* About this exercise
Please return the lines of the data that contain "circle".

* Entries shown
* * *
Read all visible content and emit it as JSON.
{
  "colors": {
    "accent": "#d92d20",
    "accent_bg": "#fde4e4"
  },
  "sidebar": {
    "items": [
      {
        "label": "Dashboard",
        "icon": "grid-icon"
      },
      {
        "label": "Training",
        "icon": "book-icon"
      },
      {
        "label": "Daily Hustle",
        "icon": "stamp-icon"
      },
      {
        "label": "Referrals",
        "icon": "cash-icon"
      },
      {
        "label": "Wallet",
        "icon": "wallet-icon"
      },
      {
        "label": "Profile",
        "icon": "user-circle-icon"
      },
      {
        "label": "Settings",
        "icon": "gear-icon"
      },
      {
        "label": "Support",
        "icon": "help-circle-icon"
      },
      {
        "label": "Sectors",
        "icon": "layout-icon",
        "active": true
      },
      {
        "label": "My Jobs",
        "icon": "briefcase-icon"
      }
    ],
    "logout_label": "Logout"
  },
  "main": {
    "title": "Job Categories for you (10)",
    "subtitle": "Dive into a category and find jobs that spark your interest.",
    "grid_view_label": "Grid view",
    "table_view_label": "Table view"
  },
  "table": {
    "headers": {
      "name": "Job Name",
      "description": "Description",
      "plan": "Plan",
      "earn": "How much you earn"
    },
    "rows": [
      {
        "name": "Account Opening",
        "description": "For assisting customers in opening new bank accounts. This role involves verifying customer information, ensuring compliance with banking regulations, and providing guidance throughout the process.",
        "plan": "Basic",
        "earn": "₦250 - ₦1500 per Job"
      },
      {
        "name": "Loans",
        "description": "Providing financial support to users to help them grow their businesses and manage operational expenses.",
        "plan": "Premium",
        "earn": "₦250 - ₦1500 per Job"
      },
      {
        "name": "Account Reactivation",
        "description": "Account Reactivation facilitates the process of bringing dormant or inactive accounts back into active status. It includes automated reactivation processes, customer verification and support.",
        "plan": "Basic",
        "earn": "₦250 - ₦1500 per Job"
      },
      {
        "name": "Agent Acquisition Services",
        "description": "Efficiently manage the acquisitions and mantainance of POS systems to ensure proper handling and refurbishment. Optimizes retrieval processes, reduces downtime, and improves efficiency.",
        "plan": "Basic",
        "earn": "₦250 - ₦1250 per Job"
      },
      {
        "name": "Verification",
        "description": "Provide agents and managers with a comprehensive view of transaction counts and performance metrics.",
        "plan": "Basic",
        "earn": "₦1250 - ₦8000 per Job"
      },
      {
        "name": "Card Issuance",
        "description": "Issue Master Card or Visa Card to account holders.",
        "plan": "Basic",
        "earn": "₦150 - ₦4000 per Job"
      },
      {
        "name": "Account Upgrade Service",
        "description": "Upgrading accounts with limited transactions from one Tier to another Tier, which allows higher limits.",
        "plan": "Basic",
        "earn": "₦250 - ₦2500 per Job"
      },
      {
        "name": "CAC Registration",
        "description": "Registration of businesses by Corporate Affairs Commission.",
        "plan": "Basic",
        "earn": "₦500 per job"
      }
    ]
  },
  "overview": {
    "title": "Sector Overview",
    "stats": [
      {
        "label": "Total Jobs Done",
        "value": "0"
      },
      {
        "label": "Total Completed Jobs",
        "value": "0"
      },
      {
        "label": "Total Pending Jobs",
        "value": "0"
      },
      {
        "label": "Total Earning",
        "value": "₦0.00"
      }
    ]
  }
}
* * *
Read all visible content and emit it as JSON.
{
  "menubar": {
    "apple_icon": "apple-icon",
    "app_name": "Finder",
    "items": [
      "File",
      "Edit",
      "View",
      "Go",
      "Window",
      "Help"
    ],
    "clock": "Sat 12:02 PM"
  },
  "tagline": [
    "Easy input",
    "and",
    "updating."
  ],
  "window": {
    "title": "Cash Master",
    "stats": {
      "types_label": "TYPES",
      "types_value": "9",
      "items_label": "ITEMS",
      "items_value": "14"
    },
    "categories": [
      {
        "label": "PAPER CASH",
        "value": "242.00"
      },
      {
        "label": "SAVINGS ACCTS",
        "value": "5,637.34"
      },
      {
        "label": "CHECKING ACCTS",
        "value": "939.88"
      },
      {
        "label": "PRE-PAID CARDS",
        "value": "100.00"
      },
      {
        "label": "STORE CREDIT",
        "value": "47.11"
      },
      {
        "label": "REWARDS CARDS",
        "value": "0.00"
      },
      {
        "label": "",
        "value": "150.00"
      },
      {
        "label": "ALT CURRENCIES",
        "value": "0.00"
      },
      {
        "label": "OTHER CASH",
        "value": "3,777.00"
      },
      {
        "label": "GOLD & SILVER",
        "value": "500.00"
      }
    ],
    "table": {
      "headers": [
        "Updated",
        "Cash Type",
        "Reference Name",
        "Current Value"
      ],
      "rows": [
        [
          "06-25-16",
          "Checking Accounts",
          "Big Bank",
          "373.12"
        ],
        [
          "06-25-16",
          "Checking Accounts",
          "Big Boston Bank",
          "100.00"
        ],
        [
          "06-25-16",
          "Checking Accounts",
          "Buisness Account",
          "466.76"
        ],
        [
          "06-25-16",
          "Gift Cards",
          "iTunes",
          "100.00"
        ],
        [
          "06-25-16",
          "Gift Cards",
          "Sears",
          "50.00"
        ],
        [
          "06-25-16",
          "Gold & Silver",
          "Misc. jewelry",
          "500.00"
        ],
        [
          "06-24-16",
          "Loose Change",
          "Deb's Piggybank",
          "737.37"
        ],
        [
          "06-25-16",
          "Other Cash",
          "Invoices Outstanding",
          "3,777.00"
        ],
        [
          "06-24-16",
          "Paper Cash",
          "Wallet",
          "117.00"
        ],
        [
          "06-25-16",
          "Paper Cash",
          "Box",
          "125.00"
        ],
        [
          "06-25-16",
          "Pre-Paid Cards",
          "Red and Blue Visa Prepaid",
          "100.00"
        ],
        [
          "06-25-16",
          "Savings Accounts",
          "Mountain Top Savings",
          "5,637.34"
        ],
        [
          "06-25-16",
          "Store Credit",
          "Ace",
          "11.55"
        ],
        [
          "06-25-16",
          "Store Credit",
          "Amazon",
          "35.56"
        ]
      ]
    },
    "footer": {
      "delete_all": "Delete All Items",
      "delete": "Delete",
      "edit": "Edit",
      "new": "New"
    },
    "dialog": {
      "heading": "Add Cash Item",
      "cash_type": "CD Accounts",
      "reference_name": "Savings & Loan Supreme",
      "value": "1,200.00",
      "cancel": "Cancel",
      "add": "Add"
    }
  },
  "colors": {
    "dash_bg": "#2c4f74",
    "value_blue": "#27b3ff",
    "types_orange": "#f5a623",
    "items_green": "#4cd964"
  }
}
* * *
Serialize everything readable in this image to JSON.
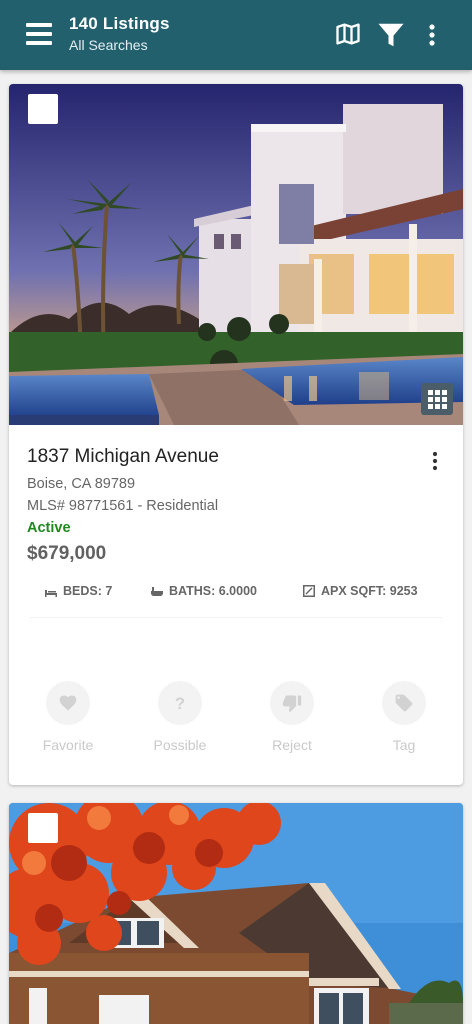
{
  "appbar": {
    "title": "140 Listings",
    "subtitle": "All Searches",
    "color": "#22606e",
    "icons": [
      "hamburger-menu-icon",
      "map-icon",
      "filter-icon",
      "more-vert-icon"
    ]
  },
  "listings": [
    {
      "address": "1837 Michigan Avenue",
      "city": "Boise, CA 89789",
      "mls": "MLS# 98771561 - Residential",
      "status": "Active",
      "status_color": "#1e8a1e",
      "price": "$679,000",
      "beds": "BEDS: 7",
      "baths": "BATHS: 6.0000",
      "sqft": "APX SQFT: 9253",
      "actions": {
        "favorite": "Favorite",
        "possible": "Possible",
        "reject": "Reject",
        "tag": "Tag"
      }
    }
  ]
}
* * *
* Exercise solution
        "icon": "user-circle-icon"
        "icon": "help-circle-icon"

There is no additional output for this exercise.